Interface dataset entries
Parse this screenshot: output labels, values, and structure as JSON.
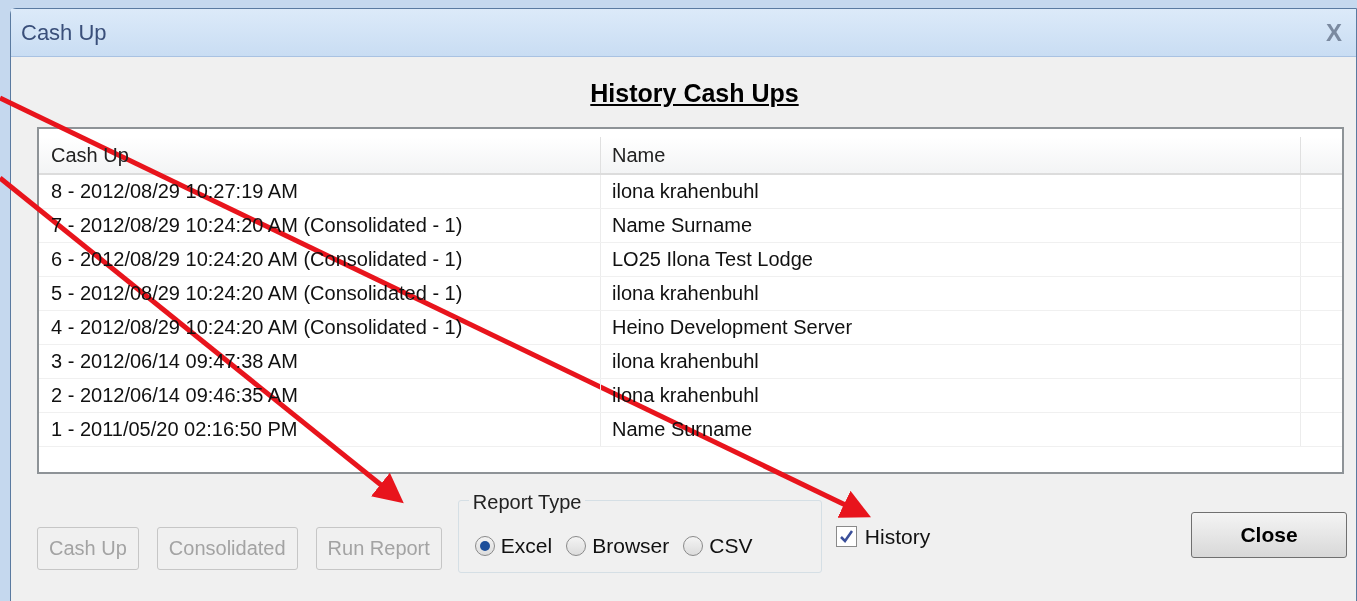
{
  "window": {
    "title": "Cash Up",
    "close": "X"
  },
  "heading": "History Cash Ups",
  "table": {
    "columns": [
      "Cash Up",
      "Name"
    ],
    "rows": [
      {
        "cash_up": "8 - 2012/08/29 10:27:19 AM",
        "name": "ilona krahenbuhl"
      },
      {
        "cash_up": "7 - 2012/08/29 10:24:20 AM (Consolidated - 1)",
        "name": "Name Surname"
      },
      {
        "cash_up": "6 - 2012/08/29 10:24:20 AM (Consolidated - 1)",
        "name": "LO25 Ilona Test Lodge"
      },
      {
        "cash_up": "5 - 2012/08/29 10:24:20 AM (Consolidated - 1)",
        "name": "ilona krahenbuhl"
      },
      {
        "cash_up": "4 - 2012/08/29 10:24:20 AM (Consolidated - 1)",
        "name": "Heino Development Server"
      },
      {
        "cash_up": "3 - 2012/06/14 09:47:38 AM",
        "name": "ilona krahenbuhl"
      },
      {
        "cash_up": "2 - 2012/06/14 09:46:35 AM",
        "name": "ilona krahenbuhl"
      },
      {
        "cash_up": "1 - 2011/05/20 02:16:50 PM",
        "name": "Name Surname"
      }
    ]
  },
  "buttons": [
    {
      "label": "Cash Up",
      "disabled": true
    },
    {
      "label": "Consolidated",
      "disabled": true
    },
    {
      "label": "Run Report",
      "disabled": true
    }
  ],
  "report_type": {
    "label": "Report Type",
    "options": [
      {
        "label": "Excel",
        "selected": true
      },
      {
        "label": "Browser",
        "selected": false
      },
      {
        "label": "CSV",
        "selected": false
      }
    ]
  },
  "history": {
    "label": "History",
    "checked": true
  },
  "close_button": "Close"
}
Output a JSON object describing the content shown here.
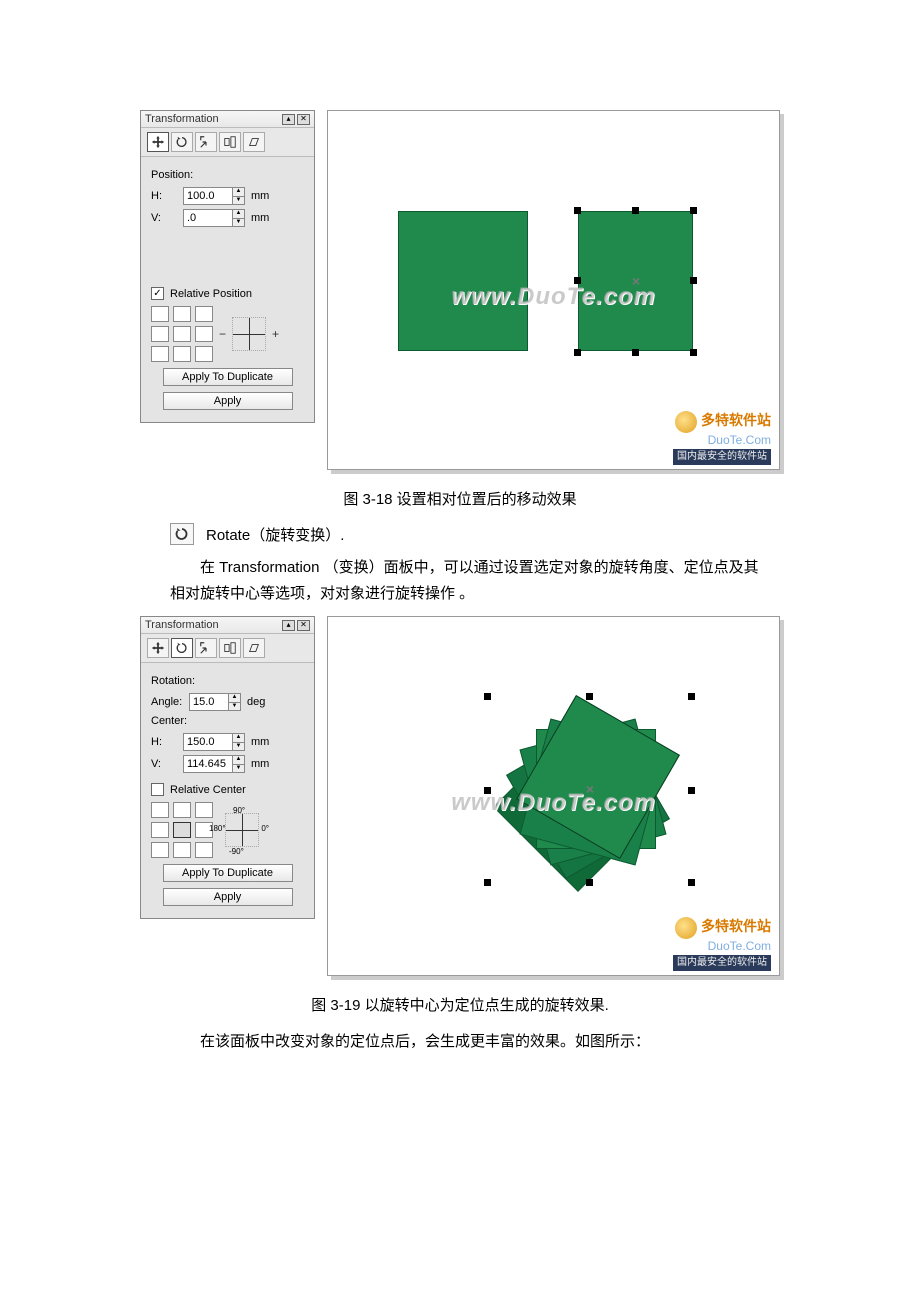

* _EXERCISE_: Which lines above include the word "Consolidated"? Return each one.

* _THE ANSWER_:
        "cash_up": "7 - 2012/08/29 10:24:20 AM (Consolidated - 1)",
        "cash_up": "6 - 2012/08/29 10:24:20 AM (Consolidated - 1)",
        "cash_up": "5 - 2012/08/29 10:24:20 AM (Consolidated - 1)",
        "cash_up": "4 - 2012/08/29 10:24:20 AM (Consolidated - 1)",
      "label": "Consolidated",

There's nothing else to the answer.